[ABOUT THIS EXERCISE]:
Every entry needs to be written out again exactly.

======== RECORDS FOR THE EXERCISE

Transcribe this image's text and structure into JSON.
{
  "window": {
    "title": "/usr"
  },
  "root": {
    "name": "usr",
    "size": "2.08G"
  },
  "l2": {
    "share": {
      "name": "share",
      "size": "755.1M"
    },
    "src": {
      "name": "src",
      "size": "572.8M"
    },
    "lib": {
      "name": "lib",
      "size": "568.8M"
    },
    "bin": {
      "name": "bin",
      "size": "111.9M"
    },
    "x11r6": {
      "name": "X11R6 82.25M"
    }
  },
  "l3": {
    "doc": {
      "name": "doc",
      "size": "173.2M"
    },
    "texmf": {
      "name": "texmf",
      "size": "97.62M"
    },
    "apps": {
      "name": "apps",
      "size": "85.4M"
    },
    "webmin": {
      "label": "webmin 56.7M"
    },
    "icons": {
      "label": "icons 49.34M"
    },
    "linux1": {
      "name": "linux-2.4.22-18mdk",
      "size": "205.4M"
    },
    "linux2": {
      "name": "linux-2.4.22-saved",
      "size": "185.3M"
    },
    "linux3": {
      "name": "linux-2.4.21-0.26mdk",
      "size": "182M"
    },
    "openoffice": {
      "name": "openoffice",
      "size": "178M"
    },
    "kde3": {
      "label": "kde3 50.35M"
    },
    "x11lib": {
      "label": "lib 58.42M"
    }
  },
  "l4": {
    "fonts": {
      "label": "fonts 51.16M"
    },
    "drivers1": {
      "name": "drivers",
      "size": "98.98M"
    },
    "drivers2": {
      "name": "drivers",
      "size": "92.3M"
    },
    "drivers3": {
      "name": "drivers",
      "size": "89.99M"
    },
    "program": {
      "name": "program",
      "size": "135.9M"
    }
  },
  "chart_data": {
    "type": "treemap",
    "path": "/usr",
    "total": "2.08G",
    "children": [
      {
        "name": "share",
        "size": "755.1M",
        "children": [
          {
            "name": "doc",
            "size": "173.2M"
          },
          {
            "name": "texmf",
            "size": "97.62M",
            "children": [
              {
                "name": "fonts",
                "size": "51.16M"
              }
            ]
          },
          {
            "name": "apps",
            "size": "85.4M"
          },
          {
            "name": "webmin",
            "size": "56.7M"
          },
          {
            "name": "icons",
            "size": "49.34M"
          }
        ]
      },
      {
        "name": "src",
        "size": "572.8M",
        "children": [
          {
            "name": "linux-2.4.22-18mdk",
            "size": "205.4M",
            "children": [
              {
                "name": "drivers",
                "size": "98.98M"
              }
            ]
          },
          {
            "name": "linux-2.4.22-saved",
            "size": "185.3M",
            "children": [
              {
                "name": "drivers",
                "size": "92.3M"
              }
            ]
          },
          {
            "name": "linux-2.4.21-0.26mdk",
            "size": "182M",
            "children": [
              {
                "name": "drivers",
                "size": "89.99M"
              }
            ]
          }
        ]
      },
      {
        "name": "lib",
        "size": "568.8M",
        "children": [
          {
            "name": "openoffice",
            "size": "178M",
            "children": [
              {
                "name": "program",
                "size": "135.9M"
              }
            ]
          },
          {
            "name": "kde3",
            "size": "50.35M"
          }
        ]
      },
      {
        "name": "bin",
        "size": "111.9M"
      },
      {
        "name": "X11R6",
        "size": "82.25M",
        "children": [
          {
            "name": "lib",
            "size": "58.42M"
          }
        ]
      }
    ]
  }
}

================

[COMPLETED TASK]:
Transcribe this image's text and structure into JSON.
{
  "window": {
    "title": "/usr"
  },
  "root": {
    "name": "usr",
    "size": "2.08G"
  },
  "l2": {
    "share": {
      "name": "share",
      "size": "755.1M"
    },
    "src": {
      "name": "src",
      "size": "572.8M"
    },
    "lib": {
      "name": "lib",
      "size": "568.8M"
    },
    "bin": {
      "name": "bin",
      "size": "111.9M"
    },
    "x11r6": {
      "name": "X11R6 82.25M"
    }
  },
  "l3": {
    "doc": {
      "name": "doc",
      "size": "173.2M"
    },
    "texmf": {
      "name": "texmf",
      "size": "97.62M"
    },
    "apps": {
      "name": "apps",
      "size": "85.4M"
    },
    "webmin": {
      "label": "webmin 56.7M"
    },
    "icons": {
      "label": "icons 49.34M"
    },
    "linux1": {
      "name": "linux-2.4.22-18mdk",
      "size": "205.4M"
    },
    "linux2": {
      "name": "linux-2.4.22-saved",
      "size": "185.3M"
    },
    "linux3": {
      "name": "linux-2.4.21-0.26mdk",
      "size": "182M"
    },
    "openoffice": {
      "name": "openoffice",
      "size": "178M"
    },
    "kde3": {
      "label": "kde3 50.35M"
    },
    "x11lib": {
      "label": "lib 58.42M"
    }
  },
  "l4": {
    "fonts": {
      "label": "fonts 51.16M"
    },
    "drivers1": {
      "name": "drivers",
      "size": "98.98M"
    },
    "drivers2": {
      "name": "drivers",
      "size": "92.3M"
    },
    "drivers3": {
      "name": "drivers",
      "size": "89.99M"
    },
    "program": {
      "name": "program",
      "size": "135.9M"
    }
  },
  "chart_data": {
    "type": "treemap",
    "path": "/usr",
    "total": "2.08G",
    "children": [
      {
        "name": "share",
        "size": "755.1M",
        "children": [
          {
            "name": "doc",
            "size": "173.2M"
          },
          {
            "name": "texmf",
            "size": "97.62M",
            "children": [
              {
                "name": "fonts",
                "size": "51.16M"
              }
            ]
          },
          {
            "name": "apps",
            "size": "85.4M"
          },
          {
            "name": "webmin",
            "size": "56.7M"
          },
          {
            "name": "icons",
            "size": "49.34M"
          }
        ]
      },
      {
        "name": "src",
        "size": "572.8M",
        "children": [
          {
            "name": "linux-2.4.22-18mdk",
            "size": "205.4M",
            "children": [
              {
                "name": "drivers",
                "size": "98.98M"
              }
            ]
          },
          {
            "name": "linux-2.4.22-saved",
            "size": "185.3M",
            "children": [
              {
                "name": "drivers",
                "size": "92.3M"
              }
            ]
          },
          {
            "name": "linux-2.4.21-0.26mdk",
            "size": "182M",
            "children": [
              {
                "name": "drivers",
                "size": "89.99M"
              }
            ]
          }
        ]
      },
      {
        "name": "lib",
        "size": "568.8M",
        "children": [
          {
            "name": "openoffice",
            "size": "178M",
            "children": [
              {
                "name": "program",
                "size": "135.9M"
              }
            ]
          },
          {
            "name": "kde3",
            "size": "50.35M"
          }
        ]
      },
      {
        "name": "bin",
        "size": "111.9M"
      },
      {
        "name": "X11R6",
        "size": "82.25M",
        "children": [
          {
            "name": "lib",
            "size": "58.42M"
          }
        ]
      }
    ]
  }
}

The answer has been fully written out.